School: Notre Dame Seminary
2901 S. Carrollton Avenue
New Orleans, LA 70118

Background

I was born and raised in the suburbs of Atlanta—I lived in the same house all my life before I went to Georgia Tech. My sister Shannon is two years younger than me, and is currently studying early childhood education and Spanish. I graduated from Georgia Tech in 2015 with a degree in computer science, but along the way I fell in love with the Catholic Center at Tech, I studied abroad in Barcelona, and I worked at a co-op full-time for a year.

What are your hobbies and interests

I enjoy running, ultimate Frisbee, and piano music—particularly jazz, rock, classical, and church music. I ran long distance track in high school, but since then have used running as a means of releasing stress and staying in shape. I’ve played piano since first grade, and I played trumpet in marching band in high school, and piano in jazz band. One of my favorite songs to play is “Piano Man” by Billy Joel, which I can play on the harmonica, piano, and vocals.

What is one of your favorite scriptures?

Romans 8:28: “We know that all things work for good for those who love God.” Amidst every trial and inconvenience, God has sustained me. He even knew the worst situations I would encounter and somehow ordained that it would be for my ultimate good—he even uses the messiness of our lives for our greater good.

Who is your favorite saint and why?

St. Maximilian Kolbe. Ever since I encountered the devotion of Total Consecration according to St. Louis de Montfort, Mary has played a central part of my life in leading me to Jesus. St. Maximilian Kolbe so desired to be an instrument in the hands of Mary and had such a zeal for souls that he built up a huge friary, promoted Total Consecration to Jesus through Mary on a massive scale using then-modern technology (i.e. magazines distributed through his own channels). His witness of joy amidst impending martyrdom at Auschwitz has challenged me to encounter Christ and his Mother more deeply so as to radiate joy amidst hardship.

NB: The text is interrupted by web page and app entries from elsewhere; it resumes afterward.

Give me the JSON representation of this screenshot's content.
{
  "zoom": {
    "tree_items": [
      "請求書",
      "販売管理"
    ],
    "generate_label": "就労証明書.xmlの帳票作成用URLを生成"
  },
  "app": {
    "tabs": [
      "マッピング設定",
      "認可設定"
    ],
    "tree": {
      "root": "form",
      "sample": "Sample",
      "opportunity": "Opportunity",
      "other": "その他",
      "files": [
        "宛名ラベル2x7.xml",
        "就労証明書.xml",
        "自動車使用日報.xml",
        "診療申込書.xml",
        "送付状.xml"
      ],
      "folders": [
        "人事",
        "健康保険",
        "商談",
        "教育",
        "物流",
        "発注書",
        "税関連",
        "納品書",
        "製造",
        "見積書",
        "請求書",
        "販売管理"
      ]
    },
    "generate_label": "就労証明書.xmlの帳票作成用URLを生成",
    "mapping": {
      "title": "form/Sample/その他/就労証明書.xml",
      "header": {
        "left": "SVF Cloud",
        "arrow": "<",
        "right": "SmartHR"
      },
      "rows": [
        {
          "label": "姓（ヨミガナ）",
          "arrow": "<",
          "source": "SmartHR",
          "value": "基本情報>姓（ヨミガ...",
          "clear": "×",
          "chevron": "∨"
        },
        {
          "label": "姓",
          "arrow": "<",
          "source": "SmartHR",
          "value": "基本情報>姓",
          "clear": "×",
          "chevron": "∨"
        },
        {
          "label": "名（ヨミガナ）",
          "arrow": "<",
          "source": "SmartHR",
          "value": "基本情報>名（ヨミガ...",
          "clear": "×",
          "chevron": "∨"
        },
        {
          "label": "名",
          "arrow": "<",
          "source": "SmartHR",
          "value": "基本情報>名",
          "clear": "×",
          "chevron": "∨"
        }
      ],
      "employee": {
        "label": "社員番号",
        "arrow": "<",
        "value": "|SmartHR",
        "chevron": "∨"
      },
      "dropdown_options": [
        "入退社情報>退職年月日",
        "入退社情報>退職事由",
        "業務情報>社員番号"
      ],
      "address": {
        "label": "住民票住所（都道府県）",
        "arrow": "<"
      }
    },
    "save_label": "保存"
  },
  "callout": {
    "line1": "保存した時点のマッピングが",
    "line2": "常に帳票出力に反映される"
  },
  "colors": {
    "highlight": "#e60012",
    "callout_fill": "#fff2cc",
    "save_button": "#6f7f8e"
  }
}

In a nutshell, what is your vocation story? How did you feel called to the priesthood?

The summer before my senior year of high school, I went on a service retreat (Catholic Heart Workcamp). At the end of the week, the priest asked for anyone who was considering the priesthood or religious life to come up for a blessing. I went because it had always been in the back of my mind, but being an astronaut or a lawyer or an engineer had also been in the back of my mind. So I thought about the priesthood more until by the end of the summer, my girlfriend at the time (we had been dating about a year) pointed out to me that we hadn’t been on many dates. As I pondered why I hadn’t noticed that earlier, I realized that the more I had considered the priesthood, God had been changing my heart so that during the times I did spend with her, there was a tug on my heart that said, “This is good, but I made you for something different.” Then seeing the witness of the priests at Georgia Tech and the way that they fathered the family of the Catholic Center made me say, “That’s what I want to do with my life.”

What is seminary life like for you?

It is a blessing to live in an environment where an ordered life is encouraged. It’s definitely not easy—it’s a balancing act like any other state of life I’ve been in, but at the heart of it all is prayer and community: the rhythm of the whole community coming together every day for Morning Prayer, Mass, and Evening Prayer. All the faculty and formation advisors work with the Holy Spirit to help us discern and prepare for the priesthood—and everything is seen in the light of that goal.

What do you look forward to about being a priest?

Being with people who are suffering, teaching, and giving spiritual direction. The desire of my heart is to be able to be an instrument of Jesus who says, “Come to me, all you who labor and are burdened, and I will give you rest”—to be able to build up the hearts of the discouraged and to welcome back those returning to the Father’s mercy—to be a father.

What advice do you have for other guys thinking about the priesthood?

Pray, have devotion to Our Lady, and talk to a priest you trust about your vocation, and when you’re ready, contact our vocations director. Everything falls apart without prayer—when you don’t put first things first, you lose the second things as well, but when you put God first, the rest of your life can begin to fall into place. For me, I have for many years given first place in my prayer daily Mass and daily time before the Blessed Sacrament. Mary has been such a help to me—it is to her that I run when I don’t know how to pray, when I struggle with temptation, and when I don’t know what God wants for me, and her motherly presence has been such a consolation and an indispensable aid. And talking to a priest is a great help since it’s virtually impossible to discern by yourself, but someone outside of our struggles who knows how to discern can often bring great clarity. Reading To Save a Thousand Souls is also very helpful.